How far would you go for superfood? Pay lots of money for it? Well, if you are an enthusiast with good disposal income, that’s not out of question, but the question is really not quite about money. The real question here should be: would you consume anything that is so-called superfood? Like really anything? When I said “anything,” I mean to include cockroach milk.
You heard that right. Apparently, roach milk could be a thing and it is supposedly richer in protein (as much as four times more than cow’s), loaded with amino acids that promote cell growth and it is highly glycosylated which basically means they are a good energy source too. Now, before you go around and start hunting for roaches, you have to know that not all cockroaches are good for milking – if they even have any milk at all.

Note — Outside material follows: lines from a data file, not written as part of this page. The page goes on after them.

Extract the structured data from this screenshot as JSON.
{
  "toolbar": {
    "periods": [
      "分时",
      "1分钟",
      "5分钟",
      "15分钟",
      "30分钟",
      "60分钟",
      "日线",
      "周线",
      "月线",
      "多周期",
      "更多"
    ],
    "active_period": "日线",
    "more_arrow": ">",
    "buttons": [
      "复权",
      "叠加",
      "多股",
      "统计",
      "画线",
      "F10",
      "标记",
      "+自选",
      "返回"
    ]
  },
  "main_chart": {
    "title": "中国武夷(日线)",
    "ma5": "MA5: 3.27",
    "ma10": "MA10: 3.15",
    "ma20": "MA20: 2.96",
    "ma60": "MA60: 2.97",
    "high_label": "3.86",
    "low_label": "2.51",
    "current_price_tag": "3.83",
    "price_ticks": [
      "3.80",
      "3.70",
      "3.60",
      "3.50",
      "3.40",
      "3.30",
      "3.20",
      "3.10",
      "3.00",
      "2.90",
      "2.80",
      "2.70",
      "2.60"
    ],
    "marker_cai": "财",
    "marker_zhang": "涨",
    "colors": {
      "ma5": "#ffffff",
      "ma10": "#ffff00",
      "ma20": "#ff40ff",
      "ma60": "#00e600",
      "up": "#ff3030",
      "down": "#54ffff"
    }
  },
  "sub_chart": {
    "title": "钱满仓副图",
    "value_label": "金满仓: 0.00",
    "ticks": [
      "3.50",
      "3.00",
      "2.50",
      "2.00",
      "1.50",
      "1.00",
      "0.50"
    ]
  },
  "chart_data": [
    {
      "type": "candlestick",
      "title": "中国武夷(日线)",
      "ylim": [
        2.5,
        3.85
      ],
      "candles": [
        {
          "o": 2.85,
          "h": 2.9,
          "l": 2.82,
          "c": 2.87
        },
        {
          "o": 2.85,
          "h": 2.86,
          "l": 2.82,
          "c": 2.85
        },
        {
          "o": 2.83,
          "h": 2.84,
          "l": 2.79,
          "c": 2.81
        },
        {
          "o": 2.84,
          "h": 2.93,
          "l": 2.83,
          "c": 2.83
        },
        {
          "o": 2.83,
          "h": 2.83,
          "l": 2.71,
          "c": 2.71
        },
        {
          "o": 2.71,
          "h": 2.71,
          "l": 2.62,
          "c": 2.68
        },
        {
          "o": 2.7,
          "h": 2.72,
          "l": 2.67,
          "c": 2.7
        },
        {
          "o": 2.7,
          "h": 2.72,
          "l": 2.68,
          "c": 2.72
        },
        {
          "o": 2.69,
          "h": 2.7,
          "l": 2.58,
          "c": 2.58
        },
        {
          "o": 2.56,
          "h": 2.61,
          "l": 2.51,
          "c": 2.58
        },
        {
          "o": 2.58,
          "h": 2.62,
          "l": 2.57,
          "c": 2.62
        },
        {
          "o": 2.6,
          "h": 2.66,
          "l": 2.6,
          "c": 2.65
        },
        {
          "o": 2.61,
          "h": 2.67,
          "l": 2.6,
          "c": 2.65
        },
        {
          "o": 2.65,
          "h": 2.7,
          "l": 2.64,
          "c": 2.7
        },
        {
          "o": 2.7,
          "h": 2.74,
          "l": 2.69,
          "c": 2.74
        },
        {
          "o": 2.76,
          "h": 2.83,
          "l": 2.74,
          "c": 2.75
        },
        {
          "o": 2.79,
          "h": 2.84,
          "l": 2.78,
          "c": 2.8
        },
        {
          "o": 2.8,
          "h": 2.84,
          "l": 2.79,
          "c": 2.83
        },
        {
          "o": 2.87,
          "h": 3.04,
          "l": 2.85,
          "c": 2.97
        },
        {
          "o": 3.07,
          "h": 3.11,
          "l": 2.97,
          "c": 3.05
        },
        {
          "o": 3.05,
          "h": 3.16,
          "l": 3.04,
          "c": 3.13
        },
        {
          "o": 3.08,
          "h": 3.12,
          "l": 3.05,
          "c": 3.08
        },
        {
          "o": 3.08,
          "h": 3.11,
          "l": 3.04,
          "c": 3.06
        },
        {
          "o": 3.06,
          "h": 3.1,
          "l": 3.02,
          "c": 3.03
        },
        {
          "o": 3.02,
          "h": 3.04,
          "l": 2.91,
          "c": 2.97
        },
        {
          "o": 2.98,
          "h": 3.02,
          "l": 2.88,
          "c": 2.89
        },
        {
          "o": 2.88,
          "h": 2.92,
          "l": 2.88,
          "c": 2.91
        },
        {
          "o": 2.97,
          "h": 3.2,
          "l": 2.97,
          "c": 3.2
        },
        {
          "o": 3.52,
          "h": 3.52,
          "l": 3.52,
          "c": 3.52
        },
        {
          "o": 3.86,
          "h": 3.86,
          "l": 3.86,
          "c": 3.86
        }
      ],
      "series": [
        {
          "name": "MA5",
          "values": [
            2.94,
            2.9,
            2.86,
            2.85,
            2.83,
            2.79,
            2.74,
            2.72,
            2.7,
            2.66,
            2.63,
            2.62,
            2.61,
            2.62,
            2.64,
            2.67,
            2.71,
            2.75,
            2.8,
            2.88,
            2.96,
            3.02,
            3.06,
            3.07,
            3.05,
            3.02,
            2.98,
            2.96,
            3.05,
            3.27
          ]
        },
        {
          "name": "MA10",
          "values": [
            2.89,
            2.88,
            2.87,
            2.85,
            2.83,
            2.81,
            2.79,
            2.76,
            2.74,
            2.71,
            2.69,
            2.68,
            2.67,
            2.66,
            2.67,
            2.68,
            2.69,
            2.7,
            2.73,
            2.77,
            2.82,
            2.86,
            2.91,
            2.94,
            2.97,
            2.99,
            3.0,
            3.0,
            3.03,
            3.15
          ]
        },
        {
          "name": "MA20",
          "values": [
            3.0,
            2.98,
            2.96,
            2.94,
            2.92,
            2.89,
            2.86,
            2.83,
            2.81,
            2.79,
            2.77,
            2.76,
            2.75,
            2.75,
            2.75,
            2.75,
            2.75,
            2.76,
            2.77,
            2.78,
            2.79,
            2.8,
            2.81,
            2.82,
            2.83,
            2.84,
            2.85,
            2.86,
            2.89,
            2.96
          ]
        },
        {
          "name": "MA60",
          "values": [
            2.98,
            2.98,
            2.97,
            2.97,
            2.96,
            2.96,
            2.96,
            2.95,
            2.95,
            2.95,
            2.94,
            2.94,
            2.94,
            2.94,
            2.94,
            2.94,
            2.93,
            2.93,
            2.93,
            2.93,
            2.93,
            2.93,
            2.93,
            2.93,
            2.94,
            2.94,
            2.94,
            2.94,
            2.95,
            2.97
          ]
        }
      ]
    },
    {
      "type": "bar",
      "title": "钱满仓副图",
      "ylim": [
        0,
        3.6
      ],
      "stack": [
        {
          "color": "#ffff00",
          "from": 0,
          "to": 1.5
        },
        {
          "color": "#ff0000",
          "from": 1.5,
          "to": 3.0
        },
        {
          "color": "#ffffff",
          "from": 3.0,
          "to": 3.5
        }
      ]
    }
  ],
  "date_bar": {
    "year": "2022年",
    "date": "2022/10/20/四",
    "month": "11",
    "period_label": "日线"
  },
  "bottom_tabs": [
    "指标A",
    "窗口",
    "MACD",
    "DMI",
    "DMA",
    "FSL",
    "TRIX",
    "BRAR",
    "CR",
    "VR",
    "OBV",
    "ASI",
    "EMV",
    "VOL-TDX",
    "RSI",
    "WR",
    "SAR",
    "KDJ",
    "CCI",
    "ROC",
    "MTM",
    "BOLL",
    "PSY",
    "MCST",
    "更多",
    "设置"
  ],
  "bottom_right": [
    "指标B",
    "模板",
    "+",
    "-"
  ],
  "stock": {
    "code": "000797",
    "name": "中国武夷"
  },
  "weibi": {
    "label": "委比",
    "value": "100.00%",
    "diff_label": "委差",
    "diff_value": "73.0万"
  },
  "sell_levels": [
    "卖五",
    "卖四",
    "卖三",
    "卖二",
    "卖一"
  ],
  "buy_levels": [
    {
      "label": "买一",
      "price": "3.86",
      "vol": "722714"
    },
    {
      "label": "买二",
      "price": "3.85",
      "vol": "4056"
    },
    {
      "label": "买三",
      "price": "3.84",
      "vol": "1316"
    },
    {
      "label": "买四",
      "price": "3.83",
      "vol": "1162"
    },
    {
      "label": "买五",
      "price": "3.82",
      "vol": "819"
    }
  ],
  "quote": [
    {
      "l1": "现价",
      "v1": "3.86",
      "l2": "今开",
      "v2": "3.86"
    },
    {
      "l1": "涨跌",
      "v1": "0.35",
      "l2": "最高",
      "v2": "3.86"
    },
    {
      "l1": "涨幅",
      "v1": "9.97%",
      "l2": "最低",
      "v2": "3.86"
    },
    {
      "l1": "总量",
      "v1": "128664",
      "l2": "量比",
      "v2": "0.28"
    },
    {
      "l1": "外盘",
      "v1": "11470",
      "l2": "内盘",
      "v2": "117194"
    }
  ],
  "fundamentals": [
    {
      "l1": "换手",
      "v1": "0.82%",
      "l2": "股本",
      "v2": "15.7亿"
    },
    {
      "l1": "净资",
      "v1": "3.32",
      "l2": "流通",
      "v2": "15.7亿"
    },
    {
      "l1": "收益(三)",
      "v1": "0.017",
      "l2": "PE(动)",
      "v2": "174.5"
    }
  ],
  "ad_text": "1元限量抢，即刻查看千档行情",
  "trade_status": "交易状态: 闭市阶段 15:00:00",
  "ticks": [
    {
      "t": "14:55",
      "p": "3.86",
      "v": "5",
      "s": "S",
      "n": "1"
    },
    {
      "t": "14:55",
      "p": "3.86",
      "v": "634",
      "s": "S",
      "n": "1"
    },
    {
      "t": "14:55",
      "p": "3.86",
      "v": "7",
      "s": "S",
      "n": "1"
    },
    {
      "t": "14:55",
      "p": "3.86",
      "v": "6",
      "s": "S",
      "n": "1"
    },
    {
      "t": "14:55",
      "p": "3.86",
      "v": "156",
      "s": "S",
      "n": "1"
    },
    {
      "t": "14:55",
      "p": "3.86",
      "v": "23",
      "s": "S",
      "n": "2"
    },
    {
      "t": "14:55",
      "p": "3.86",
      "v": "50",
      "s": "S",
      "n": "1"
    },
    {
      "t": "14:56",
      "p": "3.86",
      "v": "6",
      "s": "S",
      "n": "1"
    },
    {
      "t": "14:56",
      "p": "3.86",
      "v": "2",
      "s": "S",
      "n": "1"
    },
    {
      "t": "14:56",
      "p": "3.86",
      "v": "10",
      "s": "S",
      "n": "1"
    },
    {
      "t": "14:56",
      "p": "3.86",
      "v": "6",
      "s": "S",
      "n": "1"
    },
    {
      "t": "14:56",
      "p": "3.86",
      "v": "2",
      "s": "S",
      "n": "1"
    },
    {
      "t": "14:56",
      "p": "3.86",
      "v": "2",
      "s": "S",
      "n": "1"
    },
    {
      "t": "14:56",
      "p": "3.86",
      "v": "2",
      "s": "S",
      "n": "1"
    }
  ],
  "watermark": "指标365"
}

You see, most cockroaches are viviparous. Meaning their young grow in eggs outside of the mother’s body, but there is one particular species, the Pacific Beetle cockroach which is a Hawaii native, does not; instead, it does live birth. Prior to the live birth, the mother feeds the embryos inside of her with a liquid milk-like substance. That there, my friends, is the cockroach milk we are talking about.
As you can imagine, not a lot comes from a single roach. That, plus the fact that getting your hands on the minuscule quantity is time consuming and rather cruel. Unlike cow’s or goat’s milk, it can’t be milked. Getting to the milk requires one to slay the insect and not just slay it anyhow. It has to be sliced precisely in the middle to allow the “nutrient-rich mike crystals” to spill out of the guts.
Ewwww… I don’t sympathize with roaches, but it is not my thing to slice them. I usually just stomp it and be done with it. Slicing it sounds like a slow death for them. Anywho, scientists have sort of proven the milk’s nutritional value, it will be a crazy endeavor just to try packing a carton. Imagine the number of roaches you will need.
What’s even worst is, since we’d be killing them to get to the milk, the supply isn’t sustainable which means, you need billions, if not trillions of them to mass produce them like diary milk. But I think the most important thing is, I will not want it to be anywhere near my mouth, much less inside my guts.
As a consolation, you probably won’t even know you have consumed it if it was mixed in your coffee or whatever because, according to biochemist Subramanian Ramaswamy’s colleague who have ingested some, it is pretty much tasteless (the research was from a few years ago, btw). Still, it is thanks but no thanks for me. I am good with regular diary milk. Hell, I don’t even drink goat milk, let alone venturing into insect’s milk.
Damn. Just typing this alone leave an imaginary bad taste in mouth. Now, if you will excuse me,. I need to head out for my a few hourly coffee fix with regular milk.
Image and source: All That Is Interesting.